### [Records shown]
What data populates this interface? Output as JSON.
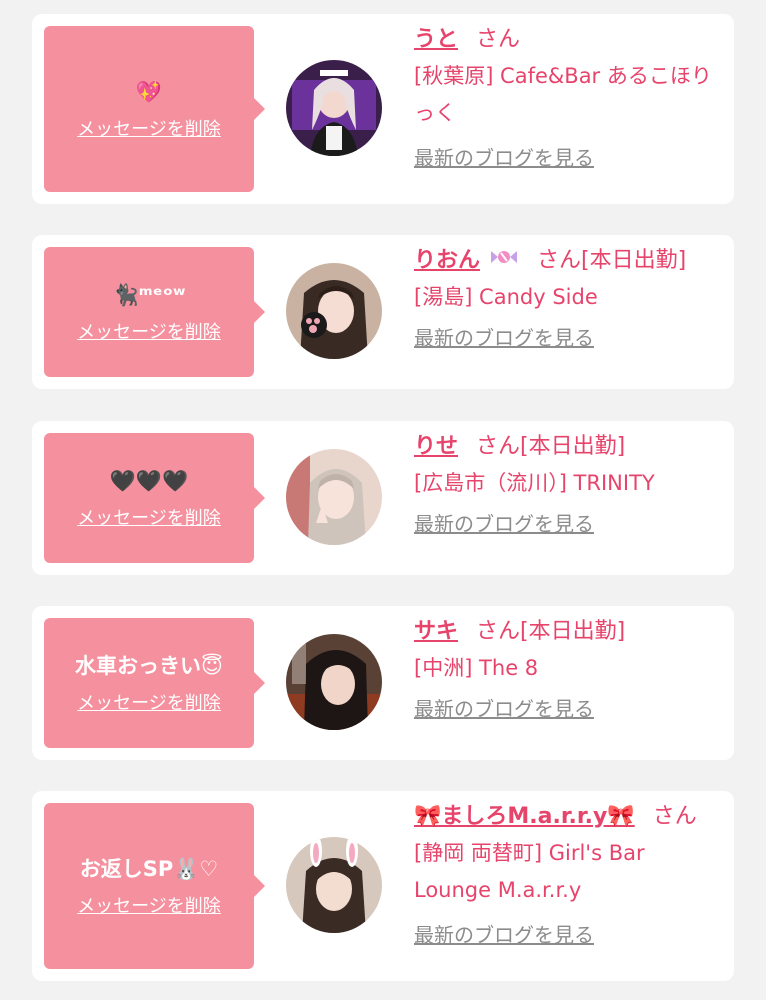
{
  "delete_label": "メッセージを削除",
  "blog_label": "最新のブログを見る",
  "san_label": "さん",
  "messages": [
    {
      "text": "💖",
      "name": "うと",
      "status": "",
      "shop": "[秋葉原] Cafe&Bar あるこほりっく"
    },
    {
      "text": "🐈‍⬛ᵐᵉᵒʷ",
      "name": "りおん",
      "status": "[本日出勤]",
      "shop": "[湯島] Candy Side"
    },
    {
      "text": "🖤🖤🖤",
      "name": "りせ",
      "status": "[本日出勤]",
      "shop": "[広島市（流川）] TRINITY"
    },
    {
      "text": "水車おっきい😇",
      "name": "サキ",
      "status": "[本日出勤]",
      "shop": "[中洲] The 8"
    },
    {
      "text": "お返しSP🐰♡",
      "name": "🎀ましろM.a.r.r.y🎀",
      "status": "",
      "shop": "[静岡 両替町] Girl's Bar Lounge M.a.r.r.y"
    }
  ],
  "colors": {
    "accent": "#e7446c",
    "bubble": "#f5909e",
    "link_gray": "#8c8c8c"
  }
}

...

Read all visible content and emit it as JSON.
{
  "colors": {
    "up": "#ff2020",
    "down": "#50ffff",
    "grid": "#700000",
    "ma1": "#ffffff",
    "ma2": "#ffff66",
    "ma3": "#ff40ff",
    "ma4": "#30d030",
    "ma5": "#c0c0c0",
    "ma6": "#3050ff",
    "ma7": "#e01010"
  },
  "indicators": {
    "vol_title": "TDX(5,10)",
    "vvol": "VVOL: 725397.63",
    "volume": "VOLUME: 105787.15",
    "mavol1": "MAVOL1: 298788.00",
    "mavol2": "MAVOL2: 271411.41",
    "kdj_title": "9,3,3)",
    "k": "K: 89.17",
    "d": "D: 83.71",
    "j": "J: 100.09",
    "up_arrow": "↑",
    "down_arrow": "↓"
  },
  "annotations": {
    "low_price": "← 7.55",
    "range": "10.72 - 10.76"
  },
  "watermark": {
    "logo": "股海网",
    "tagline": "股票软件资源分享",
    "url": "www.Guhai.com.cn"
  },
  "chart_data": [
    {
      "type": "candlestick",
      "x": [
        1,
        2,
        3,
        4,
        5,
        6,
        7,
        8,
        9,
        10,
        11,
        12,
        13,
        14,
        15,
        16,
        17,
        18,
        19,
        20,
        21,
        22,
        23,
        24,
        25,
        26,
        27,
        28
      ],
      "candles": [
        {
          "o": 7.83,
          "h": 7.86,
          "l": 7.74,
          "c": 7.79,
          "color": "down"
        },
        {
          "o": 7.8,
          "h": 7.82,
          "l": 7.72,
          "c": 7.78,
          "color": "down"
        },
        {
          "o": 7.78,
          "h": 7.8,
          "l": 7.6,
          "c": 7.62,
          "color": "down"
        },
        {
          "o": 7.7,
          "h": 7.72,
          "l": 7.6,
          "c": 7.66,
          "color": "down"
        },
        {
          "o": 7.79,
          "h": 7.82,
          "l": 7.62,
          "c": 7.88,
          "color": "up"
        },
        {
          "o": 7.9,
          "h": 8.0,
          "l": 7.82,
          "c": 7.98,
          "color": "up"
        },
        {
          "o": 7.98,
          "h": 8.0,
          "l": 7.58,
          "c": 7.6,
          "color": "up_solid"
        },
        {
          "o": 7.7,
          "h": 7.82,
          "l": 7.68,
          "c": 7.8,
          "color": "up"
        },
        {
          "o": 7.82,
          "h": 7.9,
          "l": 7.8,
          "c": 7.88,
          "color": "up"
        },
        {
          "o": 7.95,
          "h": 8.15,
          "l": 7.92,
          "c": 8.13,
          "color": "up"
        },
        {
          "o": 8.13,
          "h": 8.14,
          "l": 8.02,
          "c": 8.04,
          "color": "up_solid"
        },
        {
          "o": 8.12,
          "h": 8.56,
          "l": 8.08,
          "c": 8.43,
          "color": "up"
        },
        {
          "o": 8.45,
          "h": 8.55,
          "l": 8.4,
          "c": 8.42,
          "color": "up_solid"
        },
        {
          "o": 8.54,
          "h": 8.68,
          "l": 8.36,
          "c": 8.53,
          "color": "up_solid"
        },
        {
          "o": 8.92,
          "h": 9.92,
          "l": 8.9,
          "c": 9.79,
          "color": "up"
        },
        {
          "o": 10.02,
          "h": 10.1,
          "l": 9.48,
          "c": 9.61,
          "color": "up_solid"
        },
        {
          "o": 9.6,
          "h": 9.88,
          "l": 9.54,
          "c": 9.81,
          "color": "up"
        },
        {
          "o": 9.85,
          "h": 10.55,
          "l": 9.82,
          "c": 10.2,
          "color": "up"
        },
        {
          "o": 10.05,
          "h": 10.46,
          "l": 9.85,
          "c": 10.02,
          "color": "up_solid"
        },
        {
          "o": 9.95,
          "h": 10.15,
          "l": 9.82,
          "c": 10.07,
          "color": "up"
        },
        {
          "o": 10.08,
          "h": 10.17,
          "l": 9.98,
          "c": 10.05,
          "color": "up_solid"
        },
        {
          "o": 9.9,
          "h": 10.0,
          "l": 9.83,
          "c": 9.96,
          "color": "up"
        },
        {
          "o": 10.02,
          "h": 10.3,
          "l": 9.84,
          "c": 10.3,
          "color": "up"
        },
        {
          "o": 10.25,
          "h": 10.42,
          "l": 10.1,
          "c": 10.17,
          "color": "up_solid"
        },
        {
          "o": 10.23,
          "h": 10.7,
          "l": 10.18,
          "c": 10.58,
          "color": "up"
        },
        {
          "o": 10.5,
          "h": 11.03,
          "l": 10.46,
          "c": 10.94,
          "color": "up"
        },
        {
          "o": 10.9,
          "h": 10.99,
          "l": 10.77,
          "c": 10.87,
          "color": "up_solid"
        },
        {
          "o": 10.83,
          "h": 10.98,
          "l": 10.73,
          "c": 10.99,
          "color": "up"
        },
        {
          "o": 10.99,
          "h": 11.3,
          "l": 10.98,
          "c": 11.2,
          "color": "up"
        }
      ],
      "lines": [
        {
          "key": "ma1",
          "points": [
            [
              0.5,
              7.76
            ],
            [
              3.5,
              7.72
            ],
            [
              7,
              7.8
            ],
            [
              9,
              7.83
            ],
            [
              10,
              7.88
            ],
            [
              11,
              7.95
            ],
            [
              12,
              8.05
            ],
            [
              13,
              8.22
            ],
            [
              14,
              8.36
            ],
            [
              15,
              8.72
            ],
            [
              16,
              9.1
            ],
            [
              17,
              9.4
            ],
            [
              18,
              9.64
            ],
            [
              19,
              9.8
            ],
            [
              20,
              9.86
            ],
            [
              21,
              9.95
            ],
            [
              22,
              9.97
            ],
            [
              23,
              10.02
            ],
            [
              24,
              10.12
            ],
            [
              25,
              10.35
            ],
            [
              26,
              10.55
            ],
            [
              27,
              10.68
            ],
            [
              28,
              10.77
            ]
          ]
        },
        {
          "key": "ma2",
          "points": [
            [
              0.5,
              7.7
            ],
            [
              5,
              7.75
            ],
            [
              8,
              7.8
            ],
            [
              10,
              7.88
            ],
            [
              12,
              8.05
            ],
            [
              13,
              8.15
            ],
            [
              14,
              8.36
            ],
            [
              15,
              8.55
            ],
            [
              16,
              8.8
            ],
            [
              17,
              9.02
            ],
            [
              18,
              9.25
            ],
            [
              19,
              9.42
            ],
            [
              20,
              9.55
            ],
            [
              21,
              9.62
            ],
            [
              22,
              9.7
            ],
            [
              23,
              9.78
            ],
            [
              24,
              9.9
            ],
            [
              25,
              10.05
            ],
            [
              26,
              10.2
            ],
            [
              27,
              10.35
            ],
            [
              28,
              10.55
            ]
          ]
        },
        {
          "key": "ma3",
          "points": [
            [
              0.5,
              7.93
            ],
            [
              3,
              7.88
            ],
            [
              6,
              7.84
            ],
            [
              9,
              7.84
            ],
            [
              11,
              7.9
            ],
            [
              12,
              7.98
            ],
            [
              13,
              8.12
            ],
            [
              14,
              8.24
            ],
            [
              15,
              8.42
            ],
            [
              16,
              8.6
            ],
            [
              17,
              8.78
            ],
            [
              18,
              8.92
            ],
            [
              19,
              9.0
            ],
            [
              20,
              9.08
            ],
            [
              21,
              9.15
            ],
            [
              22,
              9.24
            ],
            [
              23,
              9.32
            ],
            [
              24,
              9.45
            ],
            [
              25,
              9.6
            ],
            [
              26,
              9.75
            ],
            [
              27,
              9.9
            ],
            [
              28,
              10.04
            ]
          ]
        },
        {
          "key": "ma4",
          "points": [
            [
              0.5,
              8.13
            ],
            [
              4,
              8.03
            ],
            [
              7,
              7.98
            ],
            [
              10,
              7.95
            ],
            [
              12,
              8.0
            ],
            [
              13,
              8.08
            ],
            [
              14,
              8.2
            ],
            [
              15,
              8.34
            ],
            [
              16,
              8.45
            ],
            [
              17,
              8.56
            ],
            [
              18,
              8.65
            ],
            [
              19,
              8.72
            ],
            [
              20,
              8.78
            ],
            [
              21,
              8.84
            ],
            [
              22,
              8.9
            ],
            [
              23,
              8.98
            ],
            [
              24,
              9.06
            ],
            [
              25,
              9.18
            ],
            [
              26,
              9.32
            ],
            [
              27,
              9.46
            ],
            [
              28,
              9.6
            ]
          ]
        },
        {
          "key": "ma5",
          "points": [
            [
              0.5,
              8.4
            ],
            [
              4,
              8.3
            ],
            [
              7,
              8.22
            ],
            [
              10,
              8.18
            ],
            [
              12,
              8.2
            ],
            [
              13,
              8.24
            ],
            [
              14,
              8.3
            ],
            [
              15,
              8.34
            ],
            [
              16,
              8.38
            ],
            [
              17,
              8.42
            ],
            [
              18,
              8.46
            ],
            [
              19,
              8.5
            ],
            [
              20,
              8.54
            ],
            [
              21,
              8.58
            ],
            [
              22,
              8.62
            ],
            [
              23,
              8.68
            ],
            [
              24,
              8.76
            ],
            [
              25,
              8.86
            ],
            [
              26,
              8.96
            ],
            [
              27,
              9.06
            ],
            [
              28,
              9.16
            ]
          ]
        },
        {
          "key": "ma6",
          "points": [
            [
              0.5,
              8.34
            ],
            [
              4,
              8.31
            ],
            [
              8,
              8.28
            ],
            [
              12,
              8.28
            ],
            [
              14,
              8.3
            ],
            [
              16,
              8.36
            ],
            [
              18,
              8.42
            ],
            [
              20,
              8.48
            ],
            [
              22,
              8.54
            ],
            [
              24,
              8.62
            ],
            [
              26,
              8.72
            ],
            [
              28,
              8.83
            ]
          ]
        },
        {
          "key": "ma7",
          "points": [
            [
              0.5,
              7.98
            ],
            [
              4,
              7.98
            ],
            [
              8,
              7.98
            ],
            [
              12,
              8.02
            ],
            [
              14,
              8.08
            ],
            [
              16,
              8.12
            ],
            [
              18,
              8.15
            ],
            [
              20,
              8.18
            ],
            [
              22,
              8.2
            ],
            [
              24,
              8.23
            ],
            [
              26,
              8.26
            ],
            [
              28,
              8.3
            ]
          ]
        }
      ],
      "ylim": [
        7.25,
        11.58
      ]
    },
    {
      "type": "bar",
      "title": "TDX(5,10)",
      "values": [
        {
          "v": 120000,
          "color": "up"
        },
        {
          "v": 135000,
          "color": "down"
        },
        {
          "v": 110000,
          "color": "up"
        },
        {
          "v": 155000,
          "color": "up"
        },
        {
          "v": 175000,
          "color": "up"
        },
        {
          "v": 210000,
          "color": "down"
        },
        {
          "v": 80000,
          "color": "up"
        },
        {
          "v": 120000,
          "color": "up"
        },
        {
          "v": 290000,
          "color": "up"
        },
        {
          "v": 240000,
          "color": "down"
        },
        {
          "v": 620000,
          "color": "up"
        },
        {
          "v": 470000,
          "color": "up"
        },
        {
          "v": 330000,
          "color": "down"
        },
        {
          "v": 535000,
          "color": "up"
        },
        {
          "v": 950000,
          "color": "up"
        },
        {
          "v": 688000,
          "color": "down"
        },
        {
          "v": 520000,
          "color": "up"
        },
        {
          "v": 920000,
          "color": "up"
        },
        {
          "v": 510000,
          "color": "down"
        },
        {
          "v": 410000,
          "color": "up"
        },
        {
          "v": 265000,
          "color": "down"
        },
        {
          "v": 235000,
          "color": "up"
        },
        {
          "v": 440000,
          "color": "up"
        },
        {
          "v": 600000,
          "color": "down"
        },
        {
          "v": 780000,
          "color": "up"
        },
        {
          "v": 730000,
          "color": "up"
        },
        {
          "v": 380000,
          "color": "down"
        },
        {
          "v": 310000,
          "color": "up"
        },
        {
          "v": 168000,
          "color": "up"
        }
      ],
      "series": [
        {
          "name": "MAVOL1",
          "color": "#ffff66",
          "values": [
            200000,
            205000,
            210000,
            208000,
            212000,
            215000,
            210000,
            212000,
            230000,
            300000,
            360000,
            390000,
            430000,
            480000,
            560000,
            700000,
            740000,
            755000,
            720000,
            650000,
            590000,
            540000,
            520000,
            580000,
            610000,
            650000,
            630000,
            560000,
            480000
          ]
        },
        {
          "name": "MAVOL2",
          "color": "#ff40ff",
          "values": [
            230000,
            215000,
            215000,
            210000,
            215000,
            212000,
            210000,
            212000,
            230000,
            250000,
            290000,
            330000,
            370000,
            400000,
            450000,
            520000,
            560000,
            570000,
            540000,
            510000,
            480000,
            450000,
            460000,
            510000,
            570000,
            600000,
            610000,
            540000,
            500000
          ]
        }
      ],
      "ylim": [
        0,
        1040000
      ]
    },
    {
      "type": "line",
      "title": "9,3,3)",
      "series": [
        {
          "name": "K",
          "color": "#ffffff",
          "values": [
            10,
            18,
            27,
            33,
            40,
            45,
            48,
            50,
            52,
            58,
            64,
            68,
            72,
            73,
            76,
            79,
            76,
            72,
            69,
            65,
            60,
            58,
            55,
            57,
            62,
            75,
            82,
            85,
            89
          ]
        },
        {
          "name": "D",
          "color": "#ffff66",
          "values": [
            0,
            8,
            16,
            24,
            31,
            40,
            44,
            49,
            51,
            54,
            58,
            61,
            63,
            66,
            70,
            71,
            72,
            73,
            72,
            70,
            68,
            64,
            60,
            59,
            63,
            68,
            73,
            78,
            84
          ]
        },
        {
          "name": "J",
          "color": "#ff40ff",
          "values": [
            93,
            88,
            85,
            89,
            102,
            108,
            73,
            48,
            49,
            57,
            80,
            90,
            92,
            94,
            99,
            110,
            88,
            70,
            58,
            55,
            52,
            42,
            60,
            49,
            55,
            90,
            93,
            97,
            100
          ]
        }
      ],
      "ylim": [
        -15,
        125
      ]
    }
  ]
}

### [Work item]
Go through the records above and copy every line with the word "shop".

### [Response below]
      "shop": "[秋葉原] Cafe&Bar あるこほりっく"
      "shop": "[湯島] Candy Side"
      "shop": "[広島市（流川）] TRINITY"
      "shop": "[中洲] The 8"
      "shop": "[静岡 両替町] Girl's Bar Lounge M.a.r.r.y"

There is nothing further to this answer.